On our Ghost Towns of Northwest BC we are fortunate to be able to tour the modern day ghost town of Kitsault. The town has two sets of aprtments. The multi room family apartments are on a knoll overlooking the ocean while the single room apartments which primarily catered to the single men mine workers is the first building you see upon entering the town. And by chance it is directly across the street from the Maple Leaf Pub. I can only imagine the men waling across the street after work and going for a beer in the pub. Here are a few photos of the single men apartments.
During our “Ghost Towns of Northwest BC” tour we are fortunate enough to stay overnight in a few of the Ghost Towns. These include Anyox, Alice Arm and Kitsault. Kitsault is the modern day ghost town that has sat empty since 1982 when the Molybdenum mine shut down and the residents were forced to leave. Our guests will be staying in one of the family apartments while we tour the community. If you are looking to be “Taken back in time” then you do not want to miss this opportunity. One of the time capsule moments that stuck with me during the visits is the “Harvest Gold” appliances that accompany each suite. These bring back many memories from my youth when we had the same colored stoves and fridges.
One of the stops on the Ghost Town Tour is Kitsault
The town of Kitsault was established in 1979 as the home community to a molybdenum mine run by the Phelps Dodge corporation of the United States. The community was designed for 1,200 residents and included a shopping mall, restaurant, hospital, swimming pool, bank, movie theatre and bowling alley. In 1982, however, prices for molybdenum crashed and the entire community was evacuated after just 18 months of residence. Now the only thing missing are the people.
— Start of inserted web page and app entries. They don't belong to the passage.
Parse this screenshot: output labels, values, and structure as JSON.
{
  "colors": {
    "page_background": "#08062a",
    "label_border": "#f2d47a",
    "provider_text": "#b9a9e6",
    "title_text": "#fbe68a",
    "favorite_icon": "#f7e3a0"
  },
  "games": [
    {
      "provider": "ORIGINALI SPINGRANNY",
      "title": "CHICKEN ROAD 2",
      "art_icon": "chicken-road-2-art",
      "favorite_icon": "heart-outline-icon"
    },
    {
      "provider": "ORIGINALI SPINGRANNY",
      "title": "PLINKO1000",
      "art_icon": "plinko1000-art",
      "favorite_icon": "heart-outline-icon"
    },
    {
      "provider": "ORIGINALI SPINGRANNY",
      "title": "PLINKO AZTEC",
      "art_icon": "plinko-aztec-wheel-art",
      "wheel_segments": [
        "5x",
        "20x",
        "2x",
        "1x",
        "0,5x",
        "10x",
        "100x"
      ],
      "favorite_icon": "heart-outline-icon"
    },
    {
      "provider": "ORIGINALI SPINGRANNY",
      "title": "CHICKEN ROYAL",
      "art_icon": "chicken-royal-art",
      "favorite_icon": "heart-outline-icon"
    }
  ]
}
In 2004, the ghost town was bought by Indian-American businessman Krishnan Suthanthiran for $5.7 million
Ninety-four homes, two hundred apartments, a hospital, shopping mall, swimming pool restaurant, movie theatre, sports centre, a Royal Bank; all the amenities you could possibly need in this remote part of the world await behind the towering mountains.
Here are a few videos and articles on Kitsault that have made the news in the past.
16×9 – Ghost Town: Canadian community abandoned 30 years ago
On our Ghost Towns of Northwest BC we will get you excited to see modern day businesses. We will travel by boat across Alice arm to the modern day Ghost Town of Kitsault. Our exclusive access to this site will include a tour of the site and the many buildings that have sat vacant as is since 1981. This will include the shopping centre, swimming pool, school, theatre and much more. We will spend the night in this ghost town in one of the 1980’s style apartments.